Eliminate adjectives. Shorten sentences. Spellcheck. Proofread. Winners kept it short and tight last night as the thirteenth annual Plain English Awards went going, going, gong at City Gallery Wellington.
By Mark Cubey
“All hail Justin.” The Mayor showed up, as he always does (election 2019 started a few months back). He was introduced by largely acclaimed Master of Ceremonies James Elliott (above) at the awards ceremony at City Gallery with relevance: the Plain English Awards, for non-obfuscutory, clearly delineated, shot to the heart communications.
Ironically, the embargoed results PR release was reissued by email more than once (minor spelling mistakes), which speaks to the organisation’s passion for accurate communication.
The big winner, Plain English Champion — Best Individual or Team, was again awarded to the Better Letters Project team at the Ministry of Social Development, which also won the award for Best Sentence Transformation.
The Best Plain English Document in the private sector went to JUNO Investing Magazine for its KiwiSaver Scheme guide.
The Best Plain English Website awards went to the Auckland Council for the public sector and Xero in the private sector.
Best Plain English Turnaround award went to Infinite Possibilities Limited for its client relationship agreement, while local PR heroes Draper Cormack Group took out the Best Legal Document award for its Terms and Conditions.
The people also spoke, in public entries for two categories: best and worst in government and corporate communications
The Commission for Financial Capability won the Best Communication award for its document Thinking of Living in a Retirement Village, with the judges saying, ”This document breaks down highly complex, life-changing information into accessible chunks that the average New Zealander can easily absorb… an outstanding communication that meets a pressing public need.”
The People’s Choice Worst ‘Brainstrain’ award went to the Companies Office, who received a could-do-better award for its document Companies Office Societies and Trusts Online.
The person who nominated the document said, “As an office bearer in a small incorporated society, I have to file an annual return.
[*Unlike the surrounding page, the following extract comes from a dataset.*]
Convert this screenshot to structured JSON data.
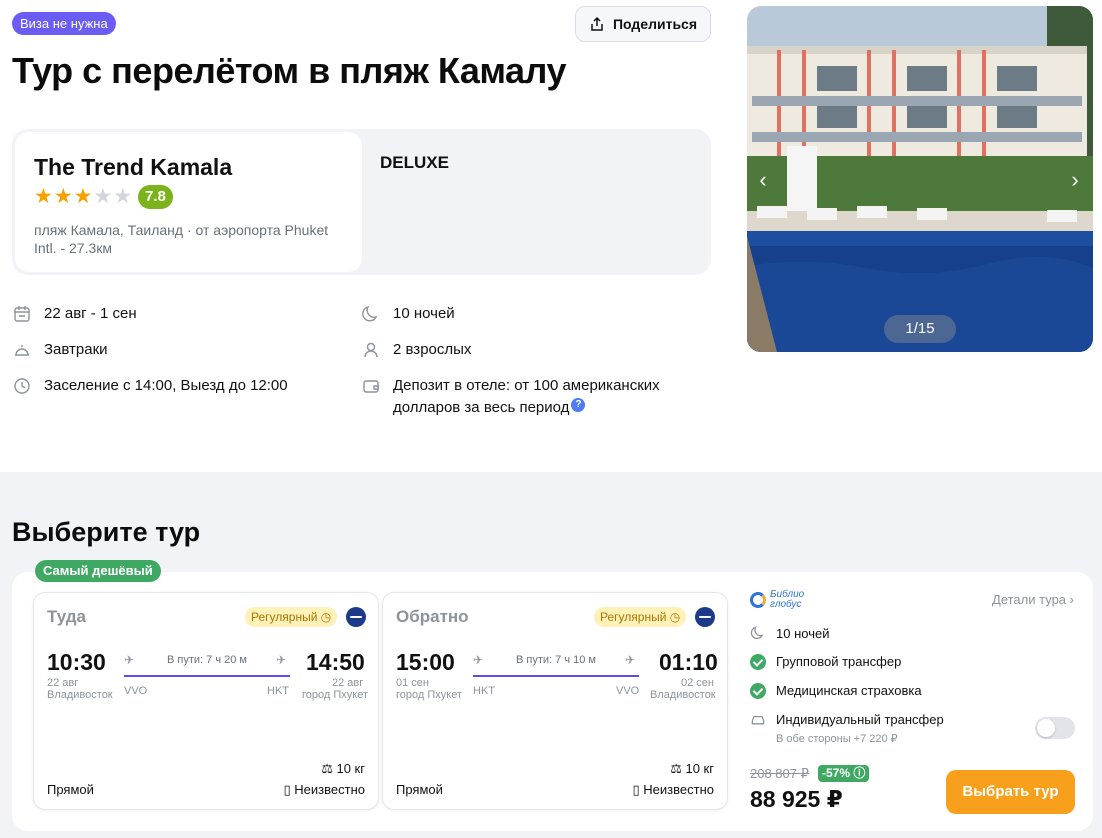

If I get it wrong, my society may be struck off the incorporated societies register. One year I missed a small tick box placed within a line of text and several months later my organisation got a letter threatening to strike it off. It took a long time to work out what had been done wrong! Things are no better this year.”
The judges said, “This form illustrates why structure and design are crucial parts of plain English communication. Although the form does not force its readers to sift through large amounts of complex text, it is still hard to use due to the disorganised and visually unappealing way it presents its information.”
Everyone has twelve months to do better, starting now.
See the full list of winners and finalists at www.plainenglishawards.org.nz.